“This is my breather—this small moment when they say ‘All, rise,’” says Gunn, standing outside the courtroom in the hall and phone-texting some members of the crew who are watching the show inside.
But this “breather” soon ends when the participants, one by one, start to exit the courtroom after they finish meeting with Judge Gunn and receiving the verdict on whether they are admitted to the recovery program.
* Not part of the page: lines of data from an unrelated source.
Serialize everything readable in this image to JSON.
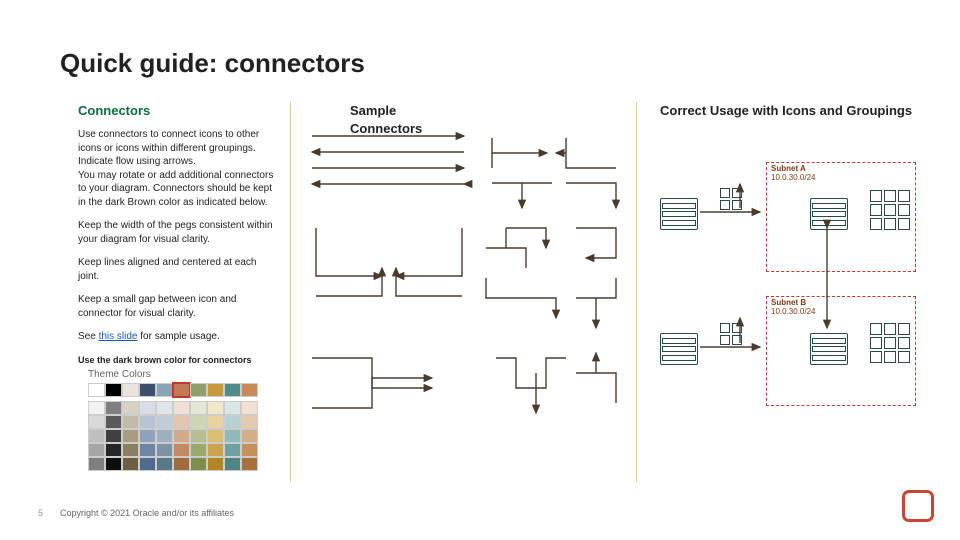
{
  "title": "Quick guide: connectors",
  "columns": {
    "left": "Connectors",
    "mid": "Sample Connectors",
    "right": "Correct Usage with Icons and Groupings"
  },
  "body": {
    "p1": "Use connectors to connect icons to other icons or icons within different groupings. Indicate flow using arrows.\nYou may rotate or add additional connectors to your diagram. Connectors should be kept in the dark Brown color as indicated below.",
    "p2": "Keep the width of the pegs consistent within your diagram for visual clarity.",
    "p3": "Keep lines aligned and centered at each joint.",
    "p4": "Keep a small gap between icon and connector for visual clarity.",
    "p5a": "See ",
    "p5link": "this slide",
    "p5b": " for sample usage.",
    "swatch_note": "Use the dark brown color for connectors",
    "theme_label": "Theme Colors"
  },
  "subnet": {
    "a_name": "Subnet A",
    "a_cidr": "10.0.30.0/24",
    "b_name": "Subnet B",
    "b_cidr": "10.0.30.0/24"
  },
  "palette": {
    "top": [
      "#ffffff",
      "#000000",
      "#e9e5dc",
      "#3a4f6e",
      "#8aa3b5",
      "#c27a55",
      "#8fa06a",
      "#c99a3a",
      "#4e8c8c",
      "#c88a57"
    ],
    "shades": [
      [
        "#f2f2f2",
        "#7f7f7f",
        "#d7d2c4",
        "#d6dde8",
        "#dde5ea",
        "#f0dfd4",
        "#e3e8d6",
        "#f3e6ca",
        "#d7e6e6",
        "#f2e1d3"
      ],
      [
        "#d9d9d9",
        "#595959",
        "#c2bba7",
        "#b7c4d6",
        "#c0cdd6",
        "#e3c6b2",
        "#cdd6b4",
        "#e9d3a1",
        "#b6d1d1",
        "#e6caae"
      ],
      [
        "#bfbfbf",
        "#404040",
        "#a79d82",
        "#8ea2bd",
        "#9db0bd",
        "#d4a98a",
        "#b4c18f",
        "#dcbd76",
        "#8fbaba",
        "#d7ad85"
      ],
      [
        "#a6a6a6",
        "#262626",
        "#8a7f60",
        "#6e86a6",
        "#7b93a3",
        "#c28a61",
        "#99ab6a",
        "#cda24c",
        "#6da0a0",
        "#c6905d"
      ],
      [
        "#7f7f7f",
        "#0d0d0d",
        "#6a5f43",
        "#4e6a8e",
        "#5b788a",
        "#a46a3f",
        "#7c8e4b",
        "#b48527",
        "#4d8585",
        "#aa6f3a"
      ]
    ],
    "highlight_idx": 5
  },
  "footer": {
    "page": "5",
    "copyright": "Copyright © 2021 Oracle and/or its affiliates"
  }
}
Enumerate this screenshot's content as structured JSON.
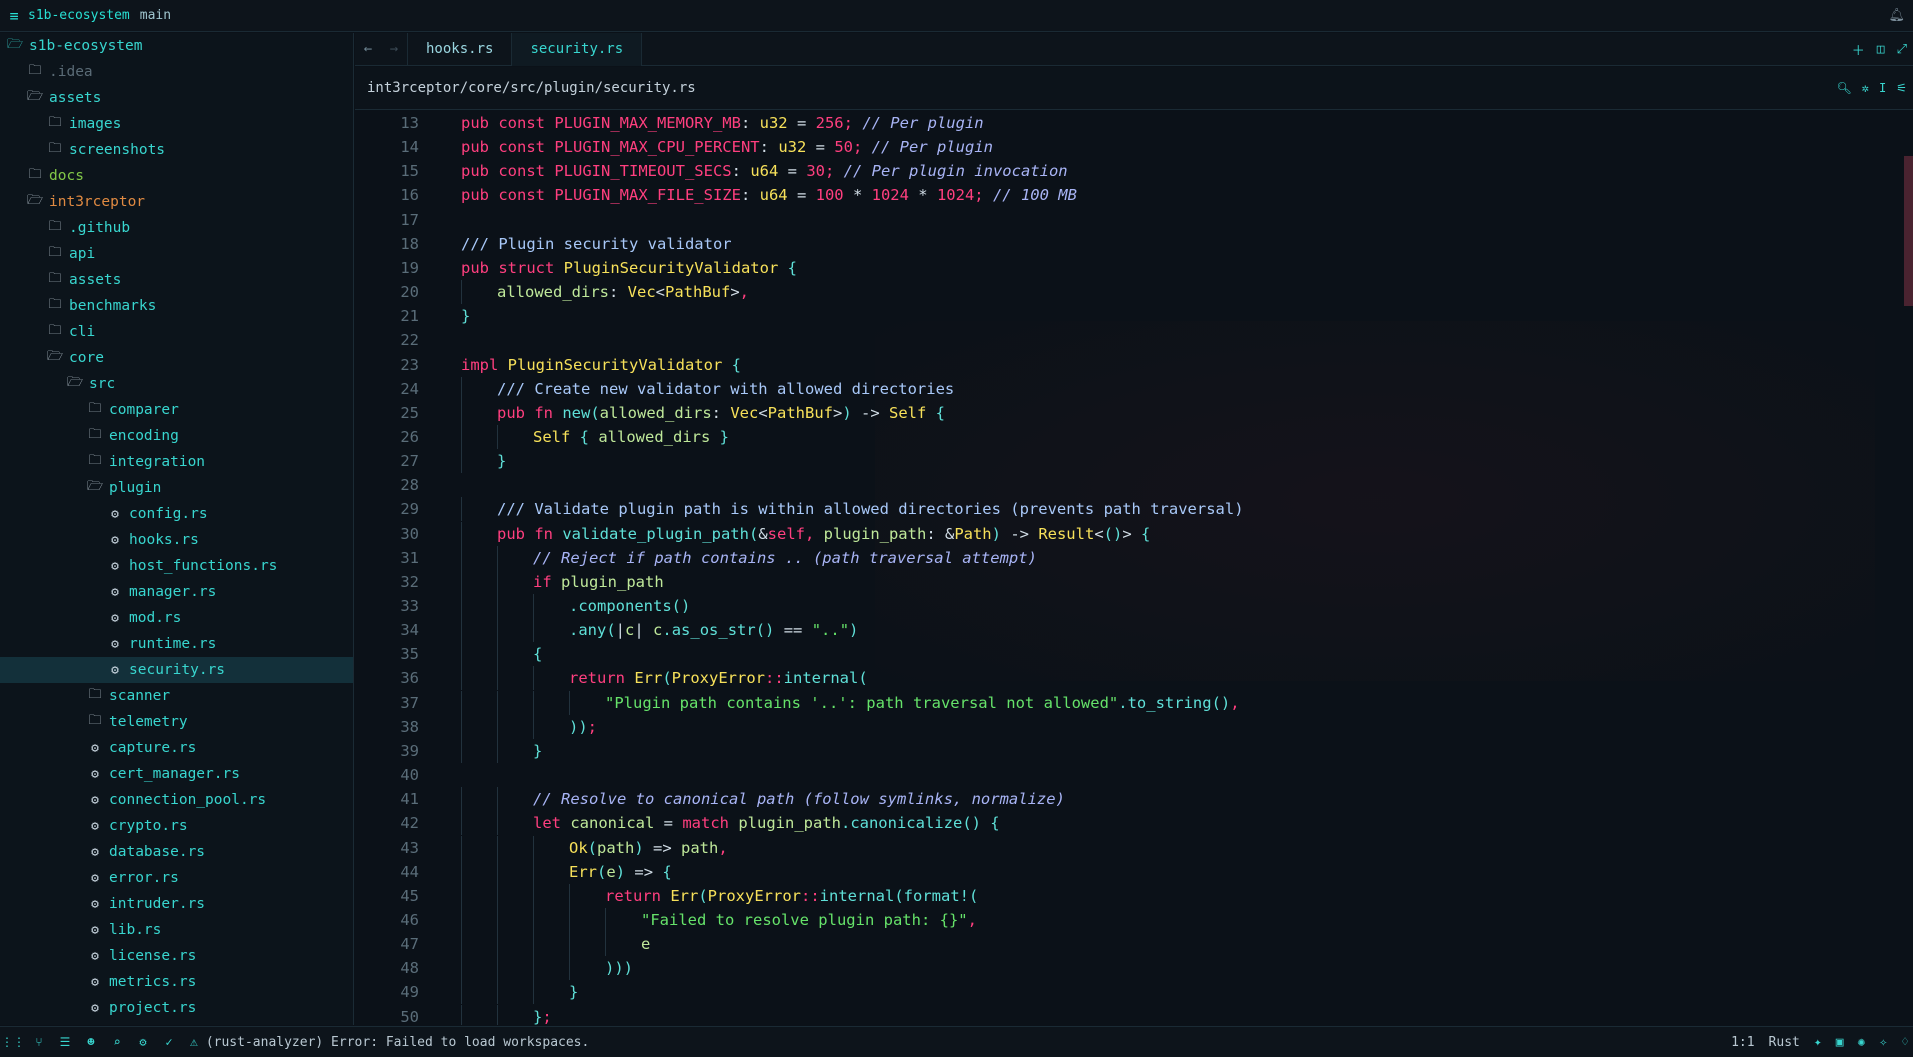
{
  "titlebar": {
    "menu_icon": "hamburger-icon",
    "project": "s1b-ecosystem",
    "branch": "main",
    "right_icon": "bell-icon"
  },
  "sidebar": {
    "items": [
      {
        "label": "s1b-ecosystem",
        "type": "folder-open",
        "depth": 0,
        "style": "root"
      },
      {
        "label": ".idea",
        "type": "folder",
        "depth": 1,
        "style": "dim"
      },
      {
        "label": "assets",
        "type": "folder-open",
        "depth": 1,
        "style": ""
      },
      {
        "label": "images",
        "type": "folder",
        "depth": 2,
        "style": ""
      },
      {
        "label": "screenshots",
        "type": "folder",
        "depth": 2,
        "style": ""
      },
      {
        "label": "docs",
        "type": "folder",
        "depth": 1,
        "style": "green"
      },
      {
        "label": "int3rceptor",
        "type": "folder-open",
        "depth": 1,
        "style": "orange"
      },
      {
        "label": ".github",
        "type": "folder",
        "depth": 2,
        "style": ""
      },
      {
        "label": "api",
        "type": "folder",
        "depth": 2,
        "style": ""
      },
      {
        "label": "assets",
        "type": "folder",
        "depth": 2,
        "style": ""
      },
      {
        "label": "benchmarks",
        "type": "folder",
        "depth": 2,
        "style": ""
      },
      {
        "label": "cli",
        "type": "folder",
        "depth": 2,
        "style": ""
      },
      {
        "label": "core",
        "type": "folder-open",
        "depth": 2,
        "style": ""
      },
      {
        "label": "src",
        "type": "folder-open",
        "depth": 3,
        "style": ""
      },
      {
        "label": "comparer",
        "type": "folder",
        "depth": 4,
        "style": ""
      },
      {
        "label": "encoding",
        "type": "folder",
        "depth": 4,
        "style": ""
      },
      {
        "label": "integration",
        "type": "folder",
        "depth": 4,
        "style": ""
      },
      {
        "label": "plugin",
        "type": "folder-open",
        "depth": 4,
        "style": ""
      },
      {
        "label": "config.rs",
        "type": "rust",
        "depth": 5,
        "style": ""
      },
      {
        "label": "hooks.rs",
        "type": "rust",
        "depth": 5,
        "style": ""
      },
      {
        "label": "host_functions.rs",
        "type": "rust",
        "depth": 5,
        "style": ""
      },
      {
        "label": "manager.rs",
        "type": "rust",
        "depth": 5,
        "style": ""
      },
      {
        "label": "mod.rs",
        "type": "rust",
        "depth": 5,
        "style": ""
      },
      {
        "label": "runtime.rs",
        "type": "rust",
        "depth": 5,
        "style": ""
      },
      {
        "label": "security.rs",
        "type": "rust",
        "depth": 5,
        "style": "selected"
      },
      {
        "label": "scanner",
        "type": "folder",
        "depth": 4,
        "style": ""
      },
      {
        "label": "telemetry",
        "type": "folder",
        "depth": 4,
        "style": ""
      },
      {
        "label": "capture.rs",
        "type": "rust",
        "depth": 4,
        "style": ""
      },
      {
        "label": "cert_manager.rs",
        "type": "rust",
        "depth": 4,
        "style": ""
      },
      {
        "label": "connection_pool.rs",
        "type": "rust",
        "depth": 4,
        "style": ""
      },
      {
        "label": "crypto.rs",
        "type": "rust",
        "depth": 4,
        "style": ""
      },
      {
        "label": "database.rs",
        "type": "rust",
        "depth": 4,
        "style": ""
      },
      {
        "label": "error.rs",
        "type": "rust",
        "depth": 4,
        "style": ""
      },
      {
        "label": "intruder.rs",
        "type": "rust",
        "depth": 4,
        "style": ""
      },
      {
        "label": "lib.rs",
        "type": "rust",
        "depth": 4,
        "style": ""
      },
      {
        "label": "license.rs",
        "type": "rust",
        "depth": 4,
        "style": ""
      },
      {
        "label": "metrics.rs",
        "type": "rust",
        "depth": 4,
        "style": ""
      },
      {
        "label": "project.rs",
        "type": "rust",
        "depth": 4,
        "style": ""
      }
    ]
  },
  "tabs": [
    {
      "label": "hooks.rs",
      "active": false
    },
    {
      "label": "security.rs",
      "active": true
    }
  ],
  "breadcrumb": {
    "path": "int3rceptor/core/src/plugin/security.rs"
  },
  "editor": {
    "lines": [
      {
        "n": 13,
        "indent": 0,
        "tokens": [
          [
            "kw",
            "pub "
          ],
          [
            "kw",
            "const "
          ],
          [
            "cn",
            "PLUGIN_MAX_MEMORY_MB"
          ],
          [
            "pn",
            ": "
          ],
          [
            "ty",
            "u32"
          ],
          [
            "pn",
            " = "
          ],
          [
            "num",
            "256"
          ],
          [
            "kw",
            ";"
          ],
          [
            "cm",
            " // Per plugin"
          ]
        ]
      },
      {
        "n": 14,
        "indent": 0,
        "tokens": [
          [
            "kw",
            "pub "
          ],
          [
            "kw",
            "const "
          ],
          [
            "cn",
            "PLUGIN_MAX_CPU_PERCENT"
          ],
          [
            "pn",
            ": "
          ],
          [
            "ty",
            "u32"
          ],
          [
            "pn",
            " = "
          ],
          [
            "num",
            "50"
          ],
          [
            "kw",
            ";"
          ],
          [
            "cm",
            " // Per plugin"
          ]
        ]
      },
      {
        "n": 15,
        "indent": 0,
        "tokens": [
          [
            "kw",
            "pub "
          ],
          [
            "kw",
            "const "
          ],
          [
            "cn",
            "PLUGIN_TIMEOUT_SECS"
          ],
          [
            "pn",
            ": "
          ],
          [
            "ty",
            "u64"
          ],
          [
            "pn",
            " = "
          ],
          [
            "num",
            "30"
          ],
          [
            "kw",
            ";"
          ],
          [
            "cm",
            " // Per plugin invocation"
          ]
        ]
      },
      {
        "n": 16,
        "indent": 0,
        "tokens": [
          [
            "kw",
            "pub "
          ],
          [
            "kw",
            "const "
          ],
          [
            "cn",
            "PLUGIN_MAX_FILE_SIZE"
          ],
          [
            "pn",
            ": "
          ],
          [
            "ty",
            "u64"
          ],
          [
            "pn",
            " = "
          ],
          [
            "num",
            "100"
          ],
          [
            "pn",
            " * "
          ],
          [
            "num",
            "1024"
          ],
          [
            "pn",
            " * "
          ],
          [
            "num",
            "1024"
          ],
          [
            "kw",
            ";"
          ],
          [
            "cm",
            " // 100 MB"
          ]
        ]
      },
      {
        "n": 17,
        "indent": 0,
        "tokens": []
      },
      {
        "n": 18,
        "indent": 0,
        "tokens": [
          [
            "doc",
            "/// Plugin security validator"
          ]
        ]
      },
      {
        "n": 19,
        "indent": 0,
        "tokens": [
          [
            "kw",
            "pub "
          ],
          [
            "kw",
            "struct "
          ],
          [
            "ty",
            "PluginSecurityValidator"
          ],
          [
            "fn",
            " {"
          ]
        ]
      },
      {
        "n": 20,
        "indent": 1,
        "tokens": [
          [
            "va",
            "allowed_dirs"
          ],
          [
            "pn",
            ": "
          ],
          [
            "ty",
            "Vec"
          ],
          [
            "pn",
            "<"
          ],
          [
            "ty",
            "PathBuf"
          ],
          [
            "pn",
            ">"
          ],
          [
            "kw",
            ","
          ]
        ]
      },
      {
        "n": 21,
        "indent": 0,
        "tokens": [
          [
            "fn",
            "}"
          ]
        ]
      },
      {
        "n": 22,
        "indent": 0,
        "tokens": []
      },
      {
        "n": 23,
        "indent": 0,
        "tokens": [
          [
            "kw",
            "impl "
          ],
          [
            "ty",
            "PluginSecurityValidator"
          ],
          [
            "fn",
            " {"
          ]
        ]
      },
      {
        "n": 24,
        "indent": 1,
        "tokens": [
          [
            "doc",
            "/// Create new validator with allowed directories"
          ]
        ]
      },
      {
        "n": 25,
        "indent": 1,
        "tokens": [
          [
            "kw",
            "pub "
          ],
          [
            "kw",
            "fn "
          ],
          [
            "fn",
            "new"
          ],
          [
            "fn",
            "("
          ],
          [
            "va",
            "allowed_dirs"
          ],
          [
            "pn",
            ": "
          ],
          [
            "ty",
            "Vec"
          ],
          [
            "pn",
            "<"
          ],
          [
            "ty",
            "PathBuf"
          ],
          [
            "pn",
            ">"
          ],
          [
            "fn",
            ")"
          ],
          [
            "pn",
            " -> "
          ],
          [
            "ty",
            "Self"
          ],
          [
            "fn",
            " {"
          ]
        ]
      },
      {
        "n": 26,
        "indent": 2,
        "tokens": [
          [
            "ty",
            "Self"
          ],
          [
            "fn",
            " { "
          ],
          [
            "va",
            "allowed_dirs"
          ],
          [
            "fn",
            " }"
          ]
        ]
      },
      {
        "n": 27,
        "indent": 1,
        "tokens": [
          [
            "fn",
            "}"
          ]
        ]
      },
      {
        "n": 28,
        "indent": 0,
        "tokens": []
      },
      {
        "n": 29,
        "indent": 1,
        "tokens": [
          [
            "doc",
            "/// Validate plugin path is within allowed directories (prevents path traversal)"
          ]
        ]
      },
      {
        "n": 30,
        "indent": 1,
        "tokens": [
          [
            "kw",
            "pub "
          ],
          [
            "kw",
            "fn "
          ],
          [
            "fn",
            "validate_plugin_path"
          ],
          [
            "fn",
            "("
          ],
          [
            "pn",
            "&"
          ],
          [
            "kw",
            "self"
          ],
          [
            "kw",
            ", "
          ],
          [
            "va",
            "plugin_path"
          ],
          [
            "pn",
            ": &"
          ],
          [
            "ty",
            "Path"
          ],
          [
            "fn",
            ")"
          ],
          [
            "pn",
            " -> "
          ],
          [
            "ty",
            "Result"
          ],
          [
            "pn",
            "<"
          ],
          [
            "fn",
            "()"
          ],
          [
            "pn",
            "> "
          ],
          [
            "fn",
            "{"
          ]
        ]
      },
      {
        "n": 31,
        "indent": 2,
        "tokens": [
          [
            "cm",
            "// Reject if path contains .. (path traversal attempt)"
          ]
        ]
      },
      {
        "n": 32,
        "indent": 2,
        "tokens": [
          [
            "kw",
            "if "
          ],
          [
            "va",
            "plugin_path"
          ]
        ]
      },
      {
        "n": 33,
        "indent": 3,
        "tokens": [
          [
            "fn",
            ".components"
          ],
          [
            "fn",
            "()"
          ]
        ]
      },
      {
        "n": 34,
        "indent": 3,
        "tokens": [
          [
            "fn",
            ".any"
          ],
          [
            "fn",
            "("
          ],
          [
            "pn",
            "|"
          ],
          [
            "va",
            "c"
          ],
          [
            "pn",
            "| "
          ],
          [
            "va",
            "c"
          ],
          [
            "fn",
            ".as_os_str"
          ],
          [
            "fn",
            "()"
          ],
          [
            "pn",
            " == "
          ],
          [
            "str",
            "\"..\""
          ],
          [
            "fn",
            ")"
          ]
        ]
      },
      {
        "n": 35,
        "indent": 2,
        "tokens": [
          [
            "fn",
            "{"
          ]
        ]
      },
      {
        "n": 36,
        "indent": 3,
        "tokens": [
          [
            "kw",
            "return "
          ],
          [
            "ty",
            "Err"
          ],
          [
            "fn",
            "("
          ],
          [
            "ty",
            "ProxyError"
          ],
          [
            "kw",
            "::"
          ],
          [
            "fn",
            "internal"
          ],
          [
            "fn",
            "("
          ]
        ]
      },
      {
        "n": 37,
        "indent": 4,
        "tokens": [
          [
            "str",
            "\"Plugin path contains '..': path traversal not allowed\""
          ],
          [
            "fn",
            ".to_string"
          ],
          [
            "fn",
            "()"
          ],
          [
            "kw",
            ","
          ]
        ]
      },
      {
        "n": 38,
        "indent": 3,
        "tokens": [
          [
            "fn",
            "))"
          ],
          [
            "kw",
            ";"
          ]
        ]
      },
      {
        "n": 39,
        "indent": 2,
        "tokens": [
          [
            "fn",
            "}"
          ]
        ]
      },
      {
        "n": 40,
        "indent": 0,
        "tokens": []
      },
      {
        "n": 41,
        "indent": 2,
        "tokens": [
          [
            "cm",
            "// Resolve to canonical path (follow symlinks, normalize)"
          ]
        ]
      },
      {
        "n": 42,
        "indent": 2,
        "tokens": [
          [
            "kw",
            "let "
          ],
          [
            "va",
            "canonical"
          ],
          [
            "pn",
            " = "
          ],
          [
            "kw",
            "match "
          ],
          [
            "va",
            "plugin_path"
          ],
          [
            "fn",
            ".canonicalize"
          ],
          [
            "fn",
            "() {"
          ]
        ]
      },
      {
        "n": 43,
        "indent": 3,
        "tokens": [
          [
            "ty",
            "Ok"
          ],
          [
            "fn",
            "("
          ],
          [
            "va",
            "path"
          ],
          [
            "fn",
            ")"
          ],
          [
            "pn",
            " => "
          ],
          [
            "va",
            "path"
          ],
          [
            "kw",
            ","
          ]
        ]
      },
      {
        "n": 44,
        "indent": 3,
        "tokens": [
          [
            "ty",
            "Err"
          ],
          [
            "fn",
            "("
          ],
          [
            "va",
            "e"
          ],
          [
            "fn",
            ")"
          ],
          [
            "pn",
            " => "
          ],
          [
            "fn",
            "{"
          ]
        ]
      },
      {
        "n": 45,
        "indent": 4,
        "tokens": [
          [
            "kw",
            "return "
          ],
          [
            "ty",
            "Err"
          ],
          [
            "fn",
            "("
          ],
          [
            "ty",
            "ProxyError"
          ],
          [
            "kw",
            "::"
          ],
          [
            "fn",
            "internal"
          ],
          [
            "fn",
            "("
          ],
          [
            "mac",
            "format!"
          ],
          [
            "fn",
            "("
          ]
        ]
      },
      {
        "n": 46,
        "indent": 5,
        "tokens": [
          [
            "str",
            "\"Failed to resolve plugin path: {}\""
          ],
          [
            "kw",
            ","
          ]
        ]
      },
      {
        "n": 47,
        "indent": 5,
        "tokens": [
          [
            "va",
            "e"
          ]
        ]
      },
      {
        "n": 48,
        "indent": 4,
        "tokens": [
          [
            "fn",
            ")))"
          ]
        ]
      },
      {
        "n": 49,
        "indent": 3,
        "tokens": [
          [
            "fn",
            "}"
          ]
        ]
      },
      {
        "n": 50,
        "indent": 2,
        "tokens": [
          [
            "fn",
            "}"
          ],
          [
            "kw",
            ";"
          ]
        ]
      }
    ]
  },
  "statusbar": {
    "message": "(rust-analyzer) Error: Failed to load workspaces.",
    "position": "1:1",
    "language": "Rust"
  }
}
It is then when the participants approach Gunn with the news, most of the time emotionally stricken, as the latter greet them with congratulatory encouragement.
“We really changed a lot of lives,” says Michael McHenry, 29, the parole office who works in the show and whose principle job is to conduct “a series of background investigations . . . and figure out if the person is viewed as priority in the program.”
“There are a lot of good moments in drug court, says Lisa Deniss, the prosecutor of the show, “because there are a lot of success stories in the show—like a child reuniting with his parents after a period of grief . . . or a prodigal son coming back around.” Indeed, even against her realistic and cynical perspective as a prosecutor, or “the person who everybody loves to hate,” according to Gunn, Deniss admits that witnessing these heartfelt reunions is what makes it special, and in which a “typical, prosecuting attorney rarely experience in her job.”
And so does McHenry, who used to work as a regular parole officer for the state of Arkansas. “They offer me a position to change people’s life,” he says. “Basically an opportunity to become a family to their family.”
But to Gunn, who, after hugging a participant with kind words of encouragement, nothing seems more satisfying at the moment than to be a part of “something positive in someone’s life.”
Even though Gunn still serves as “Of Counsel” for the Gunn Law Firm and takes her law career and clients very seriously and passionately, her job as a producer remains the primary focus in her life fulfilling career.
“I really love my job,” she says. “I don’t think I’d have been able to say this if I were [strictly] a lawyer.”